She also recommends that massage therapists pay attention to a product’s certificate of analysis, which is a lab report of the chemical contents of the product, and that the product manufacturer uses a third party to test that the products have no pesticides or parasites and that the level of THC is under 0.3%.
It’s also important to get educated about what hemp is and what it does and doesn’t do – namely, get people high, said Rowe. “You’re going to want to be able to answer (client) questions and not just go, ‘Well, it works,’” he said.
Talk to Clients about CBD Massage
And clients will have questions and concerns, Riley and Rowe both noted. “A lot of guests aren’t educated (about hemp),” Riley said. “All they know is that this word – THC – this chemical, causes a high.” So, they worry they will get high or feel “funny” if a massage therapist uses a hemp-infused oil on their bodies.
Massage therapists should take the time to understand the concerns their clients have about using a hemp-infused product, said Rowe, and figure out what their clients’ understanding of hemp is.
Massage therapists can share the information they have on the product and about hemp, and can direct their clients to research materials so they can inform themselves on their own time, he said.
For clients who may be reluctant to try a hemp-infused product for the first time during a massage, said Riley, therapists can suggest they try the product at home first, by either selling them the product that would be used during the massage or providing a free sample.
“Clients may feel concerned about getting high on the table and losing control, so they feel safer trying it at home first,” Riley said. Once they know how they will react to a hemp-infused product, they may be more comfortable incorporating it during their massage therapy sessions.

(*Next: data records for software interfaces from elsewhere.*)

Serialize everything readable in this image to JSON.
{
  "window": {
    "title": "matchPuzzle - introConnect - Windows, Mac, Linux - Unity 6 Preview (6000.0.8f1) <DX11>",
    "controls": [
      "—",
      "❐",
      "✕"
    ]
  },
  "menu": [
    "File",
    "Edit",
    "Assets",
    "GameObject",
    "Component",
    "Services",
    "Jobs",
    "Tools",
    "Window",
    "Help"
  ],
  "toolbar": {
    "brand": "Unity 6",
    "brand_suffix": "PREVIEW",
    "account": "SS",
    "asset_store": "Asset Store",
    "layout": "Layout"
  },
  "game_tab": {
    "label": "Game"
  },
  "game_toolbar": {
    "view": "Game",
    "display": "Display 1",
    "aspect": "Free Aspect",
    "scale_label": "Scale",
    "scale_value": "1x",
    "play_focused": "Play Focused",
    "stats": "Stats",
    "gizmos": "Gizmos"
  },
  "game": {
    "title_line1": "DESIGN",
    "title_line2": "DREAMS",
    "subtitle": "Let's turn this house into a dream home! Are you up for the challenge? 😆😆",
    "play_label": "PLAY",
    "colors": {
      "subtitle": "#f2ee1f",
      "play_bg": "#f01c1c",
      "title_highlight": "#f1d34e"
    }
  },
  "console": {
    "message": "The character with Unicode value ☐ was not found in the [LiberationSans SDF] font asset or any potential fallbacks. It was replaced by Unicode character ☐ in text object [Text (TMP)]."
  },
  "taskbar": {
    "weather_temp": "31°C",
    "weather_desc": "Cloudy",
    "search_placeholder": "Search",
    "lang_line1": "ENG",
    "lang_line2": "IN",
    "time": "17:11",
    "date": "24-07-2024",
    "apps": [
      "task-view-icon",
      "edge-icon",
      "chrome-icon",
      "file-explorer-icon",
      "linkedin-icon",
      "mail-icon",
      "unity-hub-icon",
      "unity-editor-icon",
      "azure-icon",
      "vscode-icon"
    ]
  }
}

Because hemp is added to a base massage oil, such as coconut oil, it works the same way other massage oils do, Rowe said, so no special handling by therapists is required.
Effects of CBD Massage
Therapists who use hemp-infused massage oils on their clients will feel some of the same effects their clients do, he noted, so they may not have muscle soreness after a day of massaging clients, for example.
Rowe and Riley said they know of no research indicating that massage therapists can absorb too much THC by using hemp-infused products on clients.
Keeping themselves, as well as their clients, safe, is best achieved, they both said, by doing the research to inform themselves about the products they’re using.
About the Author
Stephanie Bouchard is a freelance writer and editor based on the coast of Maine. She frequently reports news and features for MASSAGE Magazine.